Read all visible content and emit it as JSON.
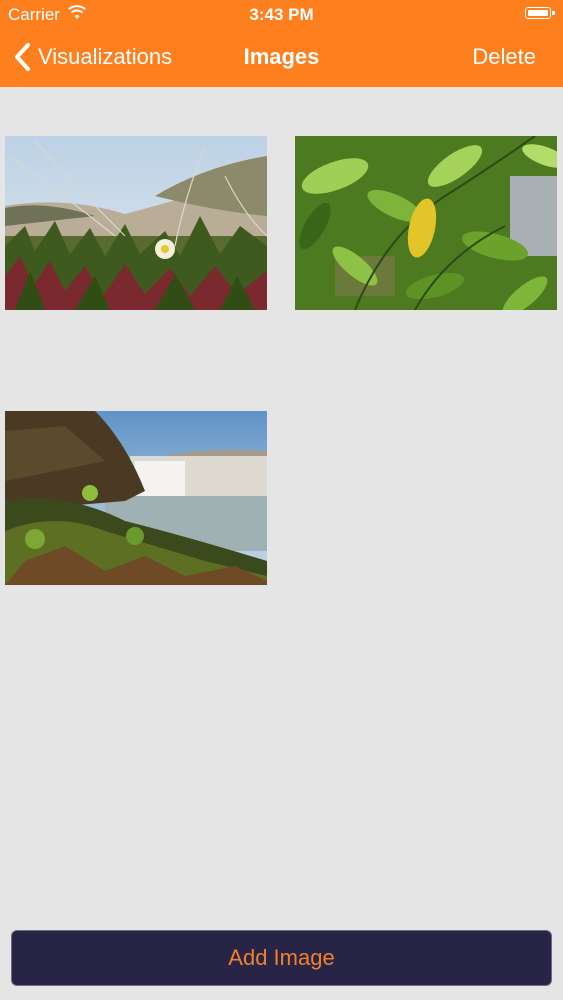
{
  "status_bar": {
    "carrier": "Carrier",
    "time": "3:43 PM"
  },
  "nav": {
    "back_label": "Visualizations",
    "title": "Images",
    "delete_label": "Delete",
    "color": "#fd7f1e"
  },
  "images": [
    {
      "subject": "coastal dune grass with ice plant and a small white-yellow flower"
    },
    {
      "subject": "green leafy branches with one yellow leaf"
    },
    {
      "subject": "waterfall with mist beside a mossy rocky shore"
    }
  ],
  "footer": {
    "add_label": "Add Image",
    "button_color": "#272446",
    "text_color": "#f08030"
  }
}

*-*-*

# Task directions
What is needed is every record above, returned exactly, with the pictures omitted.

# Exercise output
Read all visible content and emit it as JSON.
{
  "status_bar": {
    "carrier": "Carrier",
    "time": "3:43 PM"
  },
  "nav": {
    "back_label": "Visualizations",
    "title": "Images",
    "delete_label": "Delete",
    "color": "#fd7f1e"
  },
  "images": [
    {
      "subject": "coastal dune grass with ice plant and a small white-yellow flower"
    },
    {
      "subject": "green leafy branches with one yellow leaf"
    },
    {
      "subject": "waterfall with mist beside a mossy rocky shore"
    }
  ],
  "footer": {
    "add_label": "Add Image",
    "button_color": "#272446",
    "text_color": "#f08030"
  }
}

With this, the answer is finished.